TASK INSTRUCTIONS: Below are records. Return each one exactly as written.

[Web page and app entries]
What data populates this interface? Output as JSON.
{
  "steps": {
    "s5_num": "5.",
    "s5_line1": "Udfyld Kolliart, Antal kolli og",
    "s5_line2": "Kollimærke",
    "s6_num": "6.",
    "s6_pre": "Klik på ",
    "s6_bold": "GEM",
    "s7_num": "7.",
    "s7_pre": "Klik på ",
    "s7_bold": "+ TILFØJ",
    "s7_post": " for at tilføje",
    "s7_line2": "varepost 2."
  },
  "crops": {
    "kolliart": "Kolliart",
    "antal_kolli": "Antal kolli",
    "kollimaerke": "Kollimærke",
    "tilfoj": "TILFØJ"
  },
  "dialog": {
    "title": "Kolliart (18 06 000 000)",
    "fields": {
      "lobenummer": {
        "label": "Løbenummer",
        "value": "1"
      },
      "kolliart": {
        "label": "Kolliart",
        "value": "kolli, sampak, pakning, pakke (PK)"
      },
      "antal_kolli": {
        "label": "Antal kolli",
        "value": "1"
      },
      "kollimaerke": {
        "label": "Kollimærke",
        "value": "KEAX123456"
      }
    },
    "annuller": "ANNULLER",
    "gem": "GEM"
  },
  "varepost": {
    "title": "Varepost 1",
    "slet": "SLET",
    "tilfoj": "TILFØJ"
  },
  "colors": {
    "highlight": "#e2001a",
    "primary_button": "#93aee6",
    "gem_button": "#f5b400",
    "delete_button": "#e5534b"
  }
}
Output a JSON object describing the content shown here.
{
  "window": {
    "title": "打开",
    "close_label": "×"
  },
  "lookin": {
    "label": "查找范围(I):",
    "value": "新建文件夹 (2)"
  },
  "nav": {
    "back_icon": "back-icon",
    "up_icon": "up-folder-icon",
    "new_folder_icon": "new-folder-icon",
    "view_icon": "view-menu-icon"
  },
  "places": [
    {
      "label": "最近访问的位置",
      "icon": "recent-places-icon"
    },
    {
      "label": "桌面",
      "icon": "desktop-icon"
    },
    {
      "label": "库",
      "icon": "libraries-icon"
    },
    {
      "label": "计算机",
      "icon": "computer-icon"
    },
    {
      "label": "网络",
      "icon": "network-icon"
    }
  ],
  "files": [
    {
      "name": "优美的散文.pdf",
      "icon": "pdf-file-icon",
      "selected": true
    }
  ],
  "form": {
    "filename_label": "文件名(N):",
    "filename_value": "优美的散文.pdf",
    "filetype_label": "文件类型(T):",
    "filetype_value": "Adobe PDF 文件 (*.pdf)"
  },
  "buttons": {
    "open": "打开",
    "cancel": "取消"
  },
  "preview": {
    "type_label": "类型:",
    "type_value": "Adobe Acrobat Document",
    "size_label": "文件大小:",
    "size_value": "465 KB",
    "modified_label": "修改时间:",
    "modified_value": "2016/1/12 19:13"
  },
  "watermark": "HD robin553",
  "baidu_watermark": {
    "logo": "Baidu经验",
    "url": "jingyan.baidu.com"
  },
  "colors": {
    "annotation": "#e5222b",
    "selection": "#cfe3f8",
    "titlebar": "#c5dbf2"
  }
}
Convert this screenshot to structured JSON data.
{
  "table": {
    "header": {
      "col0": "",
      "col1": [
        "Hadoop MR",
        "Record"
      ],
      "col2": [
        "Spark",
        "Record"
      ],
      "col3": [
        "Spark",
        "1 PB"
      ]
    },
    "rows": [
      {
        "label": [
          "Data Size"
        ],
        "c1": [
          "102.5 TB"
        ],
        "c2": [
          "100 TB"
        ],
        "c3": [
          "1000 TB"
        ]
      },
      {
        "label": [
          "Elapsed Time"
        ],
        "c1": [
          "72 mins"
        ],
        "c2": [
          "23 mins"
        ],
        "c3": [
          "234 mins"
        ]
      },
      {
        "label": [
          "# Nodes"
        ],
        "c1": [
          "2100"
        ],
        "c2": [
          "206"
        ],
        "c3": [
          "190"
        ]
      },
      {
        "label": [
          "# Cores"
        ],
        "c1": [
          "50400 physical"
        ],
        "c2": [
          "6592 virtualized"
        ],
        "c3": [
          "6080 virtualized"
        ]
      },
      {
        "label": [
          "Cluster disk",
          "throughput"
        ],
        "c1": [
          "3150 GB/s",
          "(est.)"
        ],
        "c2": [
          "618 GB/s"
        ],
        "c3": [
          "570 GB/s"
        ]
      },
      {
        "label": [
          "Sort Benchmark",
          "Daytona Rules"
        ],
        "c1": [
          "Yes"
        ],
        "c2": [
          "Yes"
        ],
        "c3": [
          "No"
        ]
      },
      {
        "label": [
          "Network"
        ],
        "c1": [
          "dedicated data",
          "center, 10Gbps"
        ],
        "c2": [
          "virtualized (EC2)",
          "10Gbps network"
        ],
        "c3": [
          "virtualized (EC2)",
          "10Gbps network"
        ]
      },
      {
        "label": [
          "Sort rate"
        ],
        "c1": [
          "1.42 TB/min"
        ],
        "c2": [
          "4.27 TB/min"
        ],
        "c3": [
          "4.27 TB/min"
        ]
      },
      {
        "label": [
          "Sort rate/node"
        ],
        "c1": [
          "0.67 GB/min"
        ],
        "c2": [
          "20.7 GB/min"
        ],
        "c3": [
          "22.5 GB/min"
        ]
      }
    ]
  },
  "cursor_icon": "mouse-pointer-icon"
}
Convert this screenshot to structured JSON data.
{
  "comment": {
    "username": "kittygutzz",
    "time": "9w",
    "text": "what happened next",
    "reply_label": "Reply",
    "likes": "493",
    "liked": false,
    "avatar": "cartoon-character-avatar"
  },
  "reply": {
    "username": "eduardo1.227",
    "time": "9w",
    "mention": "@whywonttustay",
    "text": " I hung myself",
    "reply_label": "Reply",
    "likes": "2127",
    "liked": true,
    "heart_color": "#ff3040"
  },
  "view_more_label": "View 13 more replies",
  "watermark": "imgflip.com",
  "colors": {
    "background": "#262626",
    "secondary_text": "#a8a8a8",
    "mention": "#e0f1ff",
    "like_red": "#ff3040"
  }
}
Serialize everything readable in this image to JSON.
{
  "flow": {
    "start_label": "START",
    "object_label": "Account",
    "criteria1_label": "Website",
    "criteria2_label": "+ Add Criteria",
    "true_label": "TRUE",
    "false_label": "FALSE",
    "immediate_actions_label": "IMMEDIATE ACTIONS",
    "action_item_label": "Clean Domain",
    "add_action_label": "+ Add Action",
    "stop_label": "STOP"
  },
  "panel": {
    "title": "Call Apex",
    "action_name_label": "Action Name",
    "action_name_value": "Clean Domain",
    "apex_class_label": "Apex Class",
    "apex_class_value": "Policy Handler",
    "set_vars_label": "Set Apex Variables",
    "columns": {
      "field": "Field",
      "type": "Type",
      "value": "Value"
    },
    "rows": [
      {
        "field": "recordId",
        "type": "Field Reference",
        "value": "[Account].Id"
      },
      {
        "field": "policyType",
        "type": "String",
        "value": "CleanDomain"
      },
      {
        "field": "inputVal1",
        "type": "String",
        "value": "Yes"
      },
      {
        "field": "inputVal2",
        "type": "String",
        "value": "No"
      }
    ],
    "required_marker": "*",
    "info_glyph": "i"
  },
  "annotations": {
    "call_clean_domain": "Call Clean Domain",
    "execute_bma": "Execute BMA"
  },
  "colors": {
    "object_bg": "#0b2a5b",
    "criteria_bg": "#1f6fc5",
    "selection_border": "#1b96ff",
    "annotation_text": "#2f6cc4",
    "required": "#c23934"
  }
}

ANSWER BOX:
What data populates this interface? Output as JSON.
{
  "steps": {
    "s5_num": "5.",
    "s5_line1": "Udfyld Kolliart, Antal kolli og",
    "s5_line2": "Kollimærke",
    "s6_num": "6.",
    "s6_pre": "Klik på ",
    "s6_bold": "GEM",
    "s7_num": "7.",
    "s7_pre": "Klik på ",
    "s7_bold": "+ TILFØJ",
    "s7_post": " for at tilføje",
    "s7_line2": "varepost 2."
  },
  "crops": {
    "kolliart": "Kolliart",
    "antal_kolli": "Antal kolli",
    "kollimaerke": "Kollimærke",
    "tilfoj": "TILFØJ"
  },
  "dialog": {
    "title": "Kolliart (18 06 000 000)",
    "fields": {
      "lobenummer": {
        "label": "Løbenummer",
        "value": "1"
      },
      "kolliart": {
        "label": "Kolliart",
        "value": "kolli, sampak, pakning, pakke (PK)"
      },
      "antal_kolli": {
        "label": "Antal kolli",
        "value": "1"
      },
      "kollimaerke": {
        "label": "Kollimærke",
        "value": "KEAX123456"
      }
    },
    "annuller": "ANNULLER",
    "gem": "GEM"
  },
  "varepost": {
    "title": "Varepost 1",
    "slet": "SLET",
    "tilfoj": "TILFØJ"
  },
  "colors": {
    "highlight": "#e2001a",
    "primary_button": "#93aee6",
    "gem_button": "#f5b400",
    "delete_button": "#e5534b"
  }
}
Output a JSON object describing the content shown here.
{
  "window": {
    "title": "打开",
    "close_label": "×"
  },
  "lookin": {
    "label": "查找范围(I):",
    "value": "新建文件夹 (2)"
  },
  "nav": {
    "back_icon": "back-icon",
    "up_icon": "up-folder-icon",
    "new_folder_icon": "new-folder-icon",
    "view_icon": "view-menu-icon"
  },
  "places": [
    {
      "label": "最近访问的位置",
      "icon": "recent-places-icon"
    },
    {
      "label": "桌面",
      "icon": "desktop-icon"
    },
    {
      "label": "库",
      "icon": "libraries-icon"
    },
    {
      "label": "计算机",
      "icon": "computer-icon"
    },
    {
      "label": "网络",
      "icon": "network-icon"
    }
  ],
  "files": [
    {
      "name": "优美的散文.pdf",
      "icon": "pdf-file-icon",
      "selected": true
    }
  ],
  "form": {
    "filename_label": "文件名(N):",
    "filename_value": "优美的散文.pdf",
    "filetype_label": "文件类型(T):",
    "filetype_value": "Adobe PDF 文件 (*.pdf)"
  },
  "buttons": {
    "open": "打开",
    "cancel": "取消"
  },
  "preview": {
    "type_label": "类型:",
    "type_value": "Adobe Acrobat Document",
    "size_label": "文件大小:",
    "size_value": "465 KB",
    "modified_label": "修改时间:",
    "modified_value": "2016/1/12 19:13"
  },
  "watermark": "HD robin553",
  "baidu_watermark": {
    "logo": "Baidu经验",
    "url": "jingyan.baidu.com"
  },
  "colors": {
    "annotation": "#e5222b",
    "selection": "#cfe3f8",
    "titlebar": "#c5dbf2"
  }
}
Convert this screenshot to structured JSON data.
{
  "table": {
    "header": {
      "col0": "",
      "col1": [
        "Hadoop MR",
        "Record"
      ],
      "col2": [
        "Spark",
        "Record"
      ],
      "col3": [
        "Spark",
        "1 PB"
      ]
    },
    "rows": [
      {
        "label": [
          "Data Size"
        ],
        "c1": [
          "102.5 TB"
        ],
        "c2": [
          "100 TB"
        ],
        "c3": [
          "1000 TB"
        ]
      },
      {
        "label": [
          "Elapsed Time"
        ],
        "c1": [
          "72 mins"
        ],
        "c2": [
          "23 mins"
        ],
        "c3": [
          "234 mins"
        ]
      },
      {
        "label": [
          "# Nodes"
        ],
        "c1": [
          "2100"
        ],
        "c2": [
          "206"
        ],
        "c3": [
          "190"
        ]
      },
      {
        "label": [
          "# Cores"
        ],
        "c1": [
          "50400 physical"
        ],
        "c2": [
          "6592 virtualized"
        ],
        "c3": [
          "6080 virtualized"
        ]
      },
      {
        "label": [
          "Cluster disk",
          "throughput"
        ],
        "c1": [
          "3150 GB/s",
          "(est.)"
        ],
        "c2": [
          "618 GB/s"
        ],
        "c3": [
          "570 GB/s"
        ]
      },
      {
        "label": [
          "Sort Benchmark",
          "Daytona Rules"
        ],
        "c1": [
          "Yes"
        ],
        "c2": [
          "Yes"
        ],
        "c3": [
          "No"
        ]
      },
      {
        "label": [
          "Network"
        ],
        "c1": [
          "dedicated data",
          "center, 10Gbps"
        ],
        "c2": [
          "virtualized (EC2)",
          "10Gbps network"
        ],
        "c3": [
          "virtualized (EC2)",
          "10Gbps network"
        ]
      },
      {
        "label": [
          "Sort rate"
        ],
        "c1": [
          "1.42 TB/min"
        ],
        "c2": [
          "4.27 TB/min"
        ],
        "c3": [
          "4.27 TB/min"
        ]
      },
      {
        "label": [
          "Sort rate/node"
        ],
        "c1": [
          "0.67 GB/min"
        ],
        "c2": [
          "20.7 GB/min"
        ],
        "c3": [
          "22.5 GB/min"
        ]
      }
    ]
  },
  "cursor_icon": "mouse-pointer-icon"
}
Convert this screenshot to structured JSON data.
{
  "comment": {
    "username": "kittygutzz",
    "time": "9w",
    "text": "what happened next",
    "reply_label": "Reply",
    "likes": "493",
    "liked": false,
    "avatar": "cartoon-character-avatar"
  },
  "reply": {
    "username": "eduardo1.227",
    "time": "9w",
    "mention": "@whywonttustay",
    "text": " I hung myself",
    "reply_label": "Reply",
    "likes": "2127",
    "liked": true,
    "heart_color": "#ff3040"
  },
  "view_more_label": "View 13 more replies",
  "watermark": "imgflip.com",
  "colors": {
    "background": "#262626",
    "secondary_text": "#a8a8a8",
    "mention": "#e0f1ff",
    "like_red": "#ff3040"
  }
}
Serialize everything readable in this image to JSON.
{
  "flow": {
    "start_label": "START",
    "object_label": "Account",
    "criteria1_label": "Website",
    "criteria2_label": "+ Add Criteria",
    "true_label": "TRUE",
    "false_label": "FALSE",
    "immediate_actions_label": "IMMEDIATE ACTIONS",
    "action_item_label": "Clean Domain",
    "add_action_label": "+ Add Action",
    "stop_label": "STOP"
  },
  "panel": {
    "title": "Call Apex",
    "action_name_label": "Action Name",
    "action_name_value": "Clean Domain",
    "apex_class_label": "Apex Class",
    "apex_class_value": "Policy Handler",
    "set_vars_label": "Set Apex Variables",
    "columns": {
      "field": "Field",
      "type": "Type",
      "value": "Value"
    },
    "rows": [
      {
        "field": "recordId",
        "type": "Field Reference",
        "value": "[Account].Id"
      },
      {
        "field": "policyType",
        "type": "String",
        "value": "CleanDomain"
      },
      {
        "field": "inputVal1",
        "type": "String",
        "value": "Yes"
      },
      {
        "field": "inputVal2",
        "type": "String",
        "value": "No"
      }
    ],
    "required_marker": "*",
    "info_glyph": "i"
  },
  "annotations": {
    "call_clean_domain": "Call Clean Domain",
    "execute_bma": "Execute BMA"
  },
  "colors": {
    "object_bg": "#0b2a5b",
    "criteria_bg": "#1f6fc5",
    "selection_border": "#1b96ff",
    "annotation_text": "#2f6cc4",
    "required": "#c23934"
  }
}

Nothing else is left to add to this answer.